How to befriend that worry is what Italian artist and childrens book author Beatrice Alemagna explores with terrific allegorical deftness and inflammation in Child of Glass (town library)– a long-belated addition to the loveliest kidss books of its year.

“To be an excellent person is to have a kind of openness to the world, an ability to trust unpredictable things beyond your own control,” philosopher Martha Nussbaum observed in considering how to cope with our human fragility. The significant difficulty, however, is that of sculpting such trusting openness from the untidy essential vulnerability of being human, at times too tender to bear the world with all the unmanageable intrusions of its turmoil and unpredictability, intrusions that so often make us feel like we are about to shatter beyond repair work.

The story resolves in an emotional reminder that there is no remedy for our fragility– there is only the guts of not merely dealing with it but accepting it as a wellspring of the tenderness that makes life worth living.

With her large, lovely eyes, the luminescent Gisele finds out to deal with her weird condition of total transparency, blending into the landscape and the city, altering color with the setting sun “and sparkling like a thousand mirrors beneath the moon.”

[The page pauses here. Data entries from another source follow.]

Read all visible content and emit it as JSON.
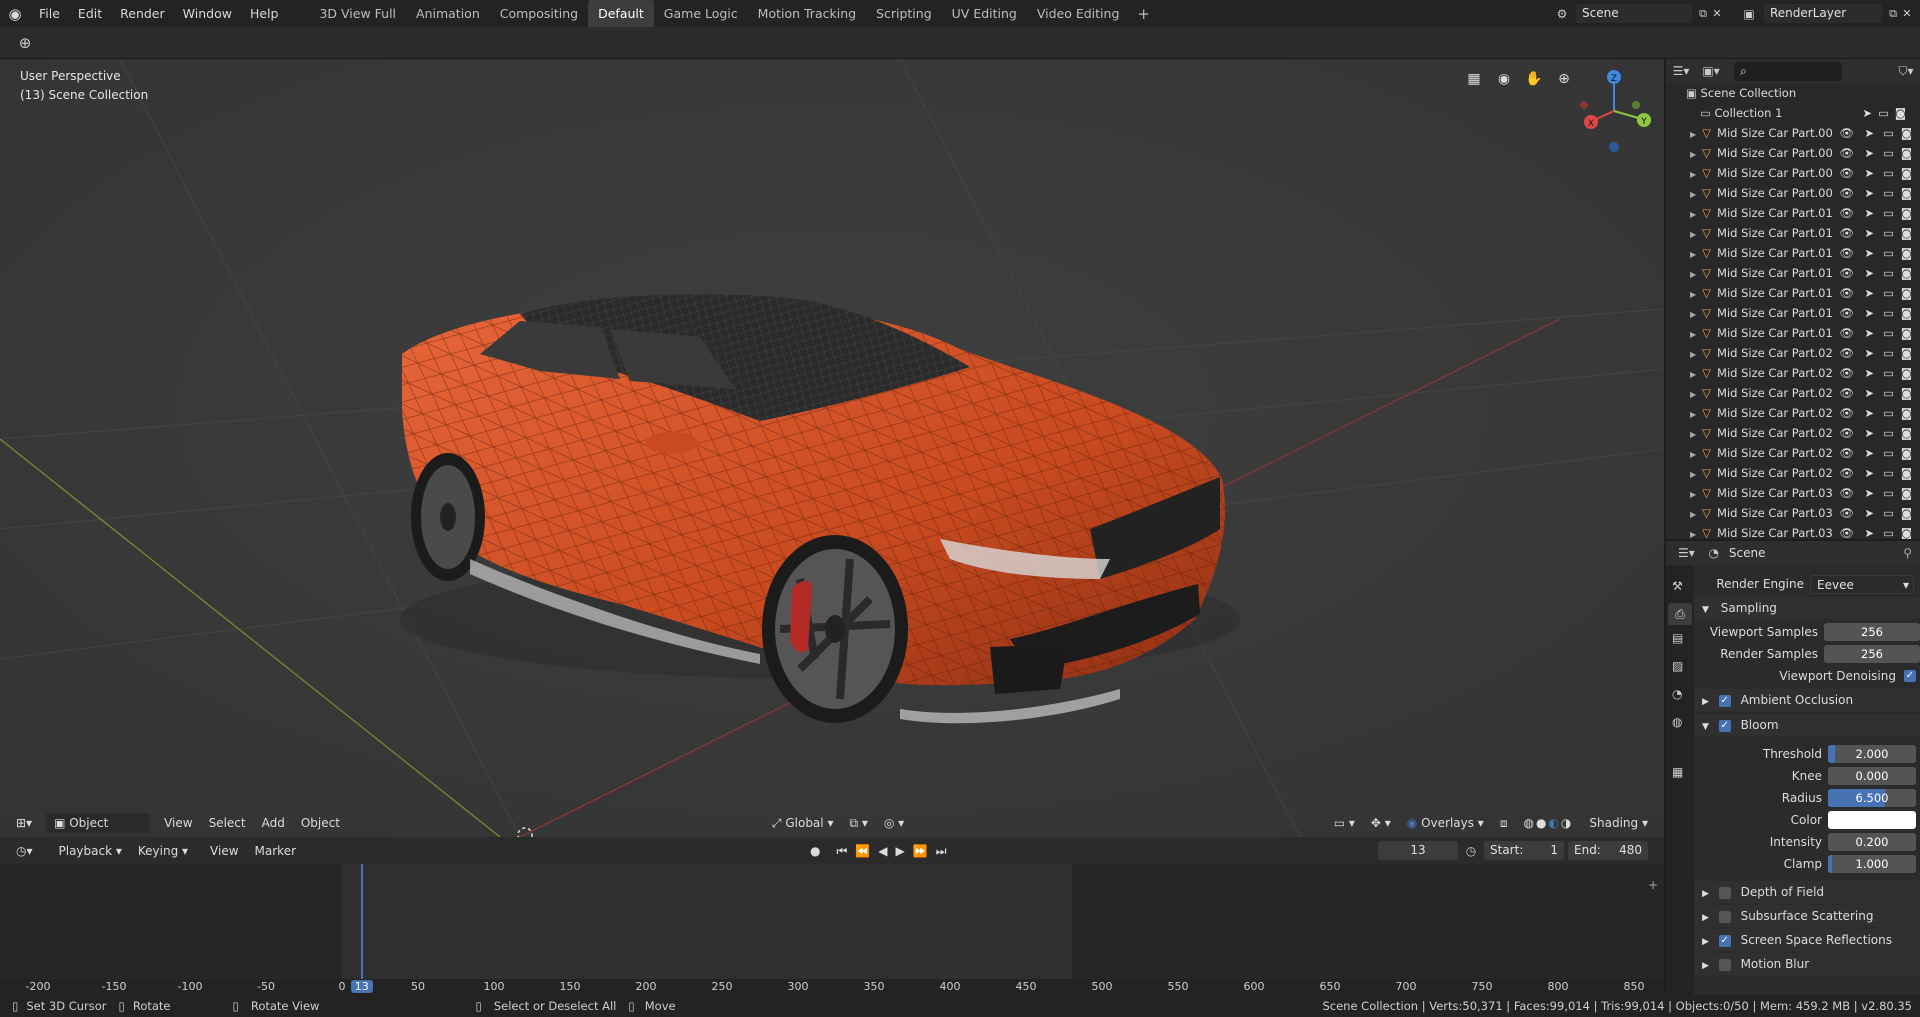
{
  "menu": [
    "File",
    "Edit",
    "Render",
    "Window",
    "Help"
  ],
  "workspaces": [
    "3D View Full",
    "Animation",
    "Compositing",
    "Default",
    "Game Logic",
    "Motion Tracking",
    "Scripting",
    "UV Editing",
    "Video Editing"
  ],
  "active_workspace": "Default",
  "scene_name": "Scene",
  "render_layer": "RenderLayer",
  "viewport": {
    "perspective": "User Perspective",
    "collection": "(13) Scene Collection",
    "mode": "Object Mode",
    "menus": [
      "View",
      "Select",
      "Add",
      "Object"
    ],
    "transform_orientation": "Global",
    "overlays": "Overlays",
    "shading": "Shading",
    "axes": {
      "x": "X",
      "y": "Y",
      "z": "Z"
    }
  },
  "timeline": {
    "menus": [
      "Playback",
      "Keying",
      "View",
      "Marker"
    ],
    "current_frame": "13",
    "start_label": "Start:",
    "start": "1",
    "end_label": "End:",
    "end": "480",
    "ticks": [
      "-200",
      "-150",
      "-100",
      "-50",
      "0",
      "13",
      "50",
      "100",
      "150",
      "200",
      "250",
      "300",
      "350",
      "400",
      "450",
      "500",
      "550",
      "600",
      "650",
      "700",
      "750",
      "800",
      "850"
    ]
  },
  "outliner": {
    "root": "Scene Collection",
    "collection": "Collection 1",
    "items": [
      "Mid Size Car Part.00",
      "Mid Size Car Part.00",
      "Mid Size Car Part.00",
      "Mid Size Car Part.00",
      "Mid Size Car Part.01",
      "Mid Size Car Part.01",
      "Mid Size Car Part.01",
      "Mid Size Car Part.01",
      "Mid Size Car Part.01",
      "Mid Size Car Part.01",
      "Mid Size Car Part.01",
      "Mid Size Car Part.02",
      "Mid Size Car Part.02",
      "Mid Size Car Part.02",
      "Mid Size Car Part.02",
      "Mid Size Car Part.02",
      "Mid Size Car Part.02",
      "Mid Size Car Part.02",
      "Mid Size Car Part.03",
      "Mid Size Car Part.03",
      "Mid Size Car Part.03"
    ]
  },
  "properties": {
    "context": "Scene",
    "render_engine_label": "Render Engine",
    "render_engine": "Eevee",
    "sampling": "Sampling",
    "viewport_samples_label": "Viewport Samples",
    "viewport_samples": "256",
    "render_samples_label": "Render Samples",
    "render_samples": "256",
    "viewport_denoising": "Viewport Denoising",
    "ambient_occlusion": "Ambient Occlusion",
    "bloom": "Bloom",
    "threshold_label": "Threshold",
    "threshold": "2.000",
    "threshold_fill": 0.08,
    "knee_label": "Knee",
    "knee": "0.000",
    "knee_fill": 0.0,
    "radius_label": "Radius",
    "radius": "6.500",
    "radius_fill": 0.65,
    "color_label": "Color",
    "intensity_label": "Intensity",
    "intensity": "0.200",
    "intensity_fill": 0.0,
    "clamp_label": "Clamp",
    "clamp": "1.000",
    "clamp_fill": 0.05,
    "depth_of_field": "Depth of Field",
    "subsurface_scattering": "Subsurface Scattering",
    "screen_space_reflections": "Screen Space Reflections",
    "motion_blur": "Motion Blur"
  },
  "status": {
    "set_cursor": "Set 3D Cursor",
    "rotate": "Rotate",
    "rotate_view": "Rotate View",
    "select": "Select or Deselect All",
    "move": "Move",
    "stats": "Scene Collection | Verts:50,371 | Faces:99,014 | Tris:99,014 | Objects:0/50 | Mem: 459.2 MB | v2.80.35"
  },
  "colors": {
    "accent": "#4772b3",
    "car_body": "#d9572a",
    "axis_x": "#e0484a",
    "axis_y": "#8ec63f",
    "axis_z": "#3f88e0"
  }
}
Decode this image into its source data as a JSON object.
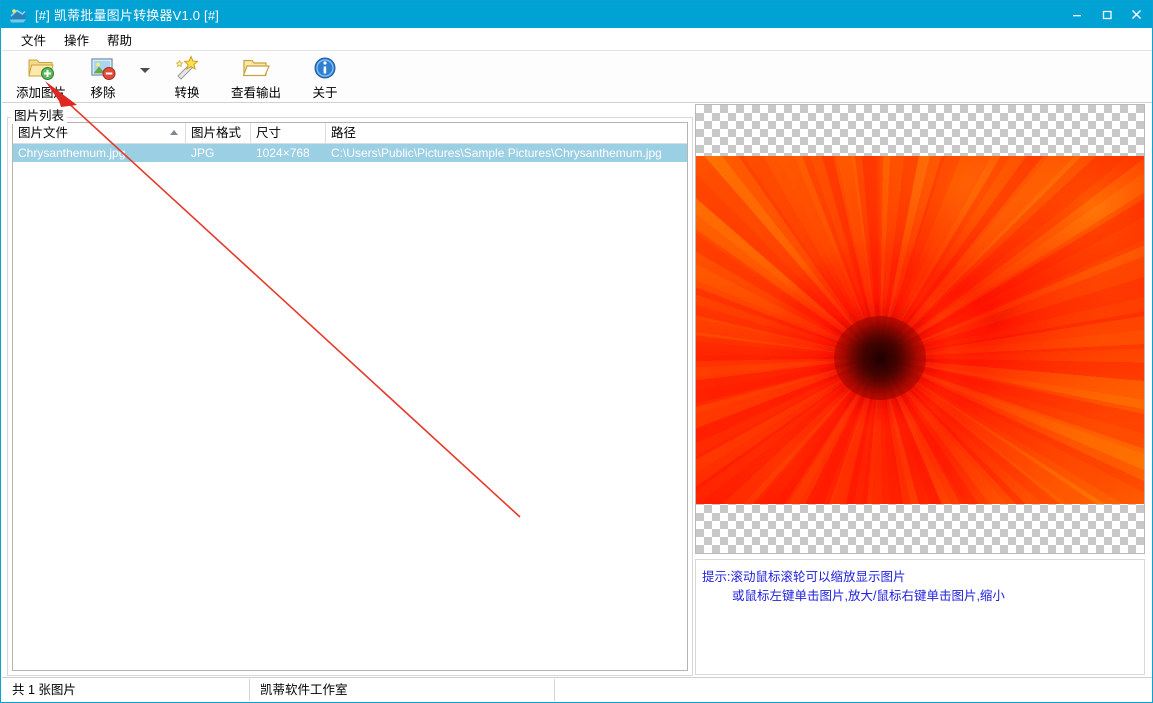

Alarmed by the visible darkness sweeping across her mindscape as it flits invisibly through all of ours, the villagers turn on Gisele, start scolding and shaming her. Unable to take the abuse, Gisele, “luminescent and gleaming, sensitive and transparent,” packs her suitcase, kisses her farewell moms and dads, and leaves.

Illustration by Beatrice Alemagna courtesy of Enchanted Lion Books; photographs by Maria Popova